##### Dataset extract

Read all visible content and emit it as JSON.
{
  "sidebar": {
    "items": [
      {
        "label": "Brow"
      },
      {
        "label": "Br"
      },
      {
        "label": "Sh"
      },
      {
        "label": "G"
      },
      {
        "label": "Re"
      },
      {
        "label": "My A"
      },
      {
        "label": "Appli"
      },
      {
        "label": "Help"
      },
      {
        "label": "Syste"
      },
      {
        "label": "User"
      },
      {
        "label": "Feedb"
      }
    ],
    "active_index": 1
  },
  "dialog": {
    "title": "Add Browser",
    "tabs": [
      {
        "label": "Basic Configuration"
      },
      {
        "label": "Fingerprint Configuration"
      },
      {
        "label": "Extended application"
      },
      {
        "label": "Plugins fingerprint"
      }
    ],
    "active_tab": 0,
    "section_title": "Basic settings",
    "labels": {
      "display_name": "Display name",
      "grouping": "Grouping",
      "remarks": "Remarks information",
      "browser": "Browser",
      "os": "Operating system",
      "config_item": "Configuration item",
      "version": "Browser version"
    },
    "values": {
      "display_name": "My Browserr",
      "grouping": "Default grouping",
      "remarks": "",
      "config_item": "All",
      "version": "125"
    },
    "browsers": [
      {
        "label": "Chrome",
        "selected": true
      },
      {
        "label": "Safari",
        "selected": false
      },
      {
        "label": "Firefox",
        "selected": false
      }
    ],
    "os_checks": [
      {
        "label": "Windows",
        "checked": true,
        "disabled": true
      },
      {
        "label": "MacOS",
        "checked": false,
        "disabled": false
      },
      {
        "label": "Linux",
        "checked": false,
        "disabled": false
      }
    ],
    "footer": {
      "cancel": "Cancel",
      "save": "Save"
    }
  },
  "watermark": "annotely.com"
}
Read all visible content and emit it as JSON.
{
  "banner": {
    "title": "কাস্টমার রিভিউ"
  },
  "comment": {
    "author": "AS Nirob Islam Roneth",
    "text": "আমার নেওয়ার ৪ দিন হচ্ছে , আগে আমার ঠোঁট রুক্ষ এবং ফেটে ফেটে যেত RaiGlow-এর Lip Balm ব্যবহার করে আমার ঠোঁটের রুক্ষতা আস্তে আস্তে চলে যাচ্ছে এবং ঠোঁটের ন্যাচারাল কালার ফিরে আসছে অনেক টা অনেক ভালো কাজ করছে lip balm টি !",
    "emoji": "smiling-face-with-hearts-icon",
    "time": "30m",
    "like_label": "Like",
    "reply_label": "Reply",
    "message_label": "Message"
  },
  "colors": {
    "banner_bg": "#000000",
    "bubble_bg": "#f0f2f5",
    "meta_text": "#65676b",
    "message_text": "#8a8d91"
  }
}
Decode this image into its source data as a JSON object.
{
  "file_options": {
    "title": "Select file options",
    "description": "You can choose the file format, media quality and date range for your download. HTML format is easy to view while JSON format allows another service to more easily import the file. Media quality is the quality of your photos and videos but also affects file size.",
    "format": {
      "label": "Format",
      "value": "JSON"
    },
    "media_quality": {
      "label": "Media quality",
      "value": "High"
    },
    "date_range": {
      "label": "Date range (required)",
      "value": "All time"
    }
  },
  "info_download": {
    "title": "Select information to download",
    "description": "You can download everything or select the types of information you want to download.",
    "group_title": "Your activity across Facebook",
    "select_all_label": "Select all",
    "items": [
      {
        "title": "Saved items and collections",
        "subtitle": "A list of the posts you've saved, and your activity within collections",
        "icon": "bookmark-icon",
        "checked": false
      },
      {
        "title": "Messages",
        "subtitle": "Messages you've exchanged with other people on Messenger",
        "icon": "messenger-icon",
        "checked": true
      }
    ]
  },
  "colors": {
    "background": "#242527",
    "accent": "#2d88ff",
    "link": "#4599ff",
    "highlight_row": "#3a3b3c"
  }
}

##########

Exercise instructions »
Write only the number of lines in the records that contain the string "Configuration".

Worked solution »
3